.contact us |.about us
News > Lifestyle News ...
Protect women from sexual harassment
( 2003-11-11 10:11) (China Daily HK Edition)

While the Beijing Haidian District People's Court on Thursday dismissed a sexual harassment charge made by a 25-year-old woman against her boss, marking the end of the first-ever sexual harassment lawsuit in the capital city, it surely won't be the last case the court hears.

Legal analysts watching the proceedings noted that in this particular drama the court found the woman failed to provide proof to support her charges. And, what's more, her reputation was sullied when information from medical authorities was allowed into the proceedings saying she suffered from so-called "paranoia."
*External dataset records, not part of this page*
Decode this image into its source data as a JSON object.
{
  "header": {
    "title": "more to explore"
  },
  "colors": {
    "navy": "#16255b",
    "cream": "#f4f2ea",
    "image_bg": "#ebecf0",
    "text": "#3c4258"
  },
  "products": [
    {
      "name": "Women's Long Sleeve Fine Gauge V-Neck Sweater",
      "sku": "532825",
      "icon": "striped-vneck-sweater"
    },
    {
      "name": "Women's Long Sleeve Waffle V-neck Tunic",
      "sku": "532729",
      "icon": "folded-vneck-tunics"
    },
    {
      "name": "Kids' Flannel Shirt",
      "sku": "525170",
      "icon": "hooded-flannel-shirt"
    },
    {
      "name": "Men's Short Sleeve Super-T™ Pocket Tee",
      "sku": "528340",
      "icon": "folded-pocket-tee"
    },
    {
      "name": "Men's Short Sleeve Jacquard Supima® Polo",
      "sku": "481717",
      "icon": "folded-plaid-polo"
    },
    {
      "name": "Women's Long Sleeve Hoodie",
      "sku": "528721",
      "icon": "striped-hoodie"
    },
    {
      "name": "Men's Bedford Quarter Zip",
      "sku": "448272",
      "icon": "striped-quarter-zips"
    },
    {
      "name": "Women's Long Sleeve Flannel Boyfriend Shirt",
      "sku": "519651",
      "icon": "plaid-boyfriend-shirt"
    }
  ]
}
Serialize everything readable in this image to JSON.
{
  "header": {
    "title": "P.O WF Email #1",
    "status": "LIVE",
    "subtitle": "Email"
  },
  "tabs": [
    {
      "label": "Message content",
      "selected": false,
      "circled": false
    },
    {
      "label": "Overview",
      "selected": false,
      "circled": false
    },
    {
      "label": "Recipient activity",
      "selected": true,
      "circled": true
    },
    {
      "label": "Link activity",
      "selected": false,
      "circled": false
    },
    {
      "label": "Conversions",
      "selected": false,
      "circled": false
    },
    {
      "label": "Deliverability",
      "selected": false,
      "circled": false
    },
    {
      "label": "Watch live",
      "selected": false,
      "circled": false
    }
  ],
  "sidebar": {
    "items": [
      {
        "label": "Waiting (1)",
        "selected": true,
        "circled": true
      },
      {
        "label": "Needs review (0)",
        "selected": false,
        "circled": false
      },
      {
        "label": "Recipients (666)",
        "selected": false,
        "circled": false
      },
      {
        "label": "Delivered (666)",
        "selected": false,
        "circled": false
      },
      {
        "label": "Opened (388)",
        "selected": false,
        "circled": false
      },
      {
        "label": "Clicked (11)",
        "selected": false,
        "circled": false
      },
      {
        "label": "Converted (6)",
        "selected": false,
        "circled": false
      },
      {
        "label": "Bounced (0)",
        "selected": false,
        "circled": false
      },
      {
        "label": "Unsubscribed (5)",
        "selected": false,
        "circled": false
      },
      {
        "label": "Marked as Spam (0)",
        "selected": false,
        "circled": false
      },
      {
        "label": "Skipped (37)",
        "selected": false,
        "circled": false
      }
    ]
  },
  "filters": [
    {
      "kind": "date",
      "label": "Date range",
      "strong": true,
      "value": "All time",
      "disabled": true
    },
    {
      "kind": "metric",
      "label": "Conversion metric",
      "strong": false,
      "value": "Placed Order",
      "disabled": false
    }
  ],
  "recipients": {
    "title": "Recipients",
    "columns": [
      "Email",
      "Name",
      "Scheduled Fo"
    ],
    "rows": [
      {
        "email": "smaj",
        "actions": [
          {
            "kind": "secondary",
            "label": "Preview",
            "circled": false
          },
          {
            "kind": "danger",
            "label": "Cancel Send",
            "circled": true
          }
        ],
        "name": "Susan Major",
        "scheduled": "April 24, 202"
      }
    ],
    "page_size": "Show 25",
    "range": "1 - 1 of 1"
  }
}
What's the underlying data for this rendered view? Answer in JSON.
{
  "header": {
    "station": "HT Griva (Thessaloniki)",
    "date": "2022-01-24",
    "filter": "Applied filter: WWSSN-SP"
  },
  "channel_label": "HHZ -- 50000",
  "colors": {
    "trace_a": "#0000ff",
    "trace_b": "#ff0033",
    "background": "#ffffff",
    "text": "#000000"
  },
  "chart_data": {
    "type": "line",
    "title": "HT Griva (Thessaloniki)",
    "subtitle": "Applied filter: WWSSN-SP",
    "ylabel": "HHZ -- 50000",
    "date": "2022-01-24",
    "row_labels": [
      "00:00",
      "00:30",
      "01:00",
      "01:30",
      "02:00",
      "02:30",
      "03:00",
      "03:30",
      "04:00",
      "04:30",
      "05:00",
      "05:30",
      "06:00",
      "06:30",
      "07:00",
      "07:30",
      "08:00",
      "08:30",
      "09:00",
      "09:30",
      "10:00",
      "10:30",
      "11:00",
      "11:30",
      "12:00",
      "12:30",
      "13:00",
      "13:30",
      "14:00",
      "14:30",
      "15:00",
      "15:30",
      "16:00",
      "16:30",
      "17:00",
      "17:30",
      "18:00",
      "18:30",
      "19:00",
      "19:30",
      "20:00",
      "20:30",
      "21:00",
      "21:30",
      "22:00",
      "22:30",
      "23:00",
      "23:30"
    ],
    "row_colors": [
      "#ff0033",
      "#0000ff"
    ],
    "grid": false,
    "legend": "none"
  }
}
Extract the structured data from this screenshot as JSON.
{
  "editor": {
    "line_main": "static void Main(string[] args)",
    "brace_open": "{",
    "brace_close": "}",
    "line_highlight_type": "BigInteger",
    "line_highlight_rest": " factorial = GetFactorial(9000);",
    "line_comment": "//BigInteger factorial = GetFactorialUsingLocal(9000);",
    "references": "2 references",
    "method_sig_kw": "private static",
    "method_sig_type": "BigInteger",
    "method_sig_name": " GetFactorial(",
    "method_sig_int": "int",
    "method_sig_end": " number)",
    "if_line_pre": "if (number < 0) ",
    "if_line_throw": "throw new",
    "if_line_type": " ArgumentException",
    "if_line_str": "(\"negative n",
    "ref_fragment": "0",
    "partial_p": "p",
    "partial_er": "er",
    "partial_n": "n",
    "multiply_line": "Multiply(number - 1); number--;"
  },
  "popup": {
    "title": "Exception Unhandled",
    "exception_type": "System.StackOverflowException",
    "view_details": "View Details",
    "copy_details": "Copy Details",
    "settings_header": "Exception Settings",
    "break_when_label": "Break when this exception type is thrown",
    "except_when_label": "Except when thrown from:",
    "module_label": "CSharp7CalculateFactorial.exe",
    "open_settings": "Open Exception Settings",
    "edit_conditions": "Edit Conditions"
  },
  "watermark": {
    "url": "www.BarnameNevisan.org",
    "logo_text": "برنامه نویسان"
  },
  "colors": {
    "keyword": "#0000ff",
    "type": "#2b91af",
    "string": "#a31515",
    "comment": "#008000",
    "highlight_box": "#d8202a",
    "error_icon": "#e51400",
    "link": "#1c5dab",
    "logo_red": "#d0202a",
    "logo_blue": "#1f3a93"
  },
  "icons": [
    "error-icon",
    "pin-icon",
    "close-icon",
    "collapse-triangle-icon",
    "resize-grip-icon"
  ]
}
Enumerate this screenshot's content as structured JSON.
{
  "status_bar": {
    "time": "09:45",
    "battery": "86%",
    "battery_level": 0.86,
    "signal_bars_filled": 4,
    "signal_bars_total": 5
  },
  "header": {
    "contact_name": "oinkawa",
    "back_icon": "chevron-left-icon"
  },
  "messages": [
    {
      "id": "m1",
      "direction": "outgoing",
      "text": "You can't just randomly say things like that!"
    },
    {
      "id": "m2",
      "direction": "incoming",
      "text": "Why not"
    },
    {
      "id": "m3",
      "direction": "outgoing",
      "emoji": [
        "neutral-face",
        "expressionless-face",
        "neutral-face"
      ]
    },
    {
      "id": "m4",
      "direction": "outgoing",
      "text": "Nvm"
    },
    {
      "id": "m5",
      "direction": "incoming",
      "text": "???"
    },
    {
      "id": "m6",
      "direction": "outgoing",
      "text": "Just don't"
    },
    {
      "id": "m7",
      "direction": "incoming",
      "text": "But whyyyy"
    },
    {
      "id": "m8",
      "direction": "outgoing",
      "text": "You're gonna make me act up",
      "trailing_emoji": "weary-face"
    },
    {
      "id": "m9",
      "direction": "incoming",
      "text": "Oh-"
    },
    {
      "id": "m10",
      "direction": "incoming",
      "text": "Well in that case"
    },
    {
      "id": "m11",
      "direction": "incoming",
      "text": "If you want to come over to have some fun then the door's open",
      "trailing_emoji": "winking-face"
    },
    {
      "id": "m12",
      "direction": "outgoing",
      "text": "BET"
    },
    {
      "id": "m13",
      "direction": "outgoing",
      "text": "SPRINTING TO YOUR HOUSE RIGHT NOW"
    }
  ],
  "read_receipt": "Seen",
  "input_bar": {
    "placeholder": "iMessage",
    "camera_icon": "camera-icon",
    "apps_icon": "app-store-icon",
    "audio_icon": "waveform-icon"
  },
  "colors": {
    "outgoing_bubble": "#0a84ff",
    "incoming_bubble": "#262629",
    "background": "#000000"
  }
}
The woman had brought a court action against her 32-year-old former boss in March, requesting a public apology for harassment and compensation of 50,000 yuan (US$6,040).

The court rejected a counter-claim put forward by the boss. He had accused the woman of giving a "made-up" story to the news media, saying she had violated his privacy. He had demanded an apology and compensation of 5,000 yuan (US$604).

This is reportedly only the fourth sexual harassment case brought so far in China, and, now, in two of the cases, the female plaintiffs have lost due to a "lack of evidence."

The only case in which a woman has won her claim was one filed by a teacher in Wuhan, Hubei Province, last month. There, the woman claimed a male superior had sexually harassed her. A local court passed a verdict which required the defendant to make a public apology.

Yet another court showed a remarkable lack of understanding by concluding that the harassment did not have any serious effect on the woman, and quashed the original judgment for compensation which would have given the woman 2,000 yuan (US$242) for psychological suffering.

Such cases are always messy, and involve a mixture of claims and counter-claims. It falls on the courts to sort them out.

The question is: Are China's courts ready to tackle that difficult job? And is the legal framework in place for the judges to be able to allow the law to work?

After all, in a nation of 1.3 billion people, it is hard to believe that not even a handful of women have not been sexually harassed on the job. Men in positions of power do abuse power. It will take a few pioneering women to fight their bosses and to seek redress in the "legal" system, whether it is ready or not.

Sexual harassment is real. It hurts women. Calls for legislation to clarify the law should be heard. The All-China Women's Federation has submitted a motion to the Standing Committee of the National People's Congress for precise definitions and punishments for sexual harassment to be put in place in revisions of the Law on Ensuring Woman's Rights and Interests.

The Standing Committee should act now. China will be better for it.

  Today's Top News   Top Lifestyle News
+Actions needed on AIDS; Clinton adds weight
( 2003-11-10)
+Chinese embassy in Burundi hit by mortar shell
( 2003-11-11)
+Mother's mission gives others hope
( 2003-11-10)
+Official's death at golf course raises graft issue
( 2003-11-11)
+China sows seeds for diplomatic `harvest'
( 2003-11-10)
+Protect women from sexual harassment
( 2003-11-11)
+Clinton joins China summit on AIDS, SARS
( 2003-11-11)
+Smart edges out Lynch in network ratings battle
( 2003-11-11)
+Generous Carrefour provokes outrage
( 2003-11-11)
+Rescuing the fading music
( 2003-11-11)
  Go to Another Section  
  Article Tools  
  Related Articles  

+China considers legislation against sexual harassment

+Arguments against harassment law groundless

+Sexual harassment thorny issue for lawmakers

        .contact us |.about us
  Copyright By chinadaily.com.cn. All rights reserved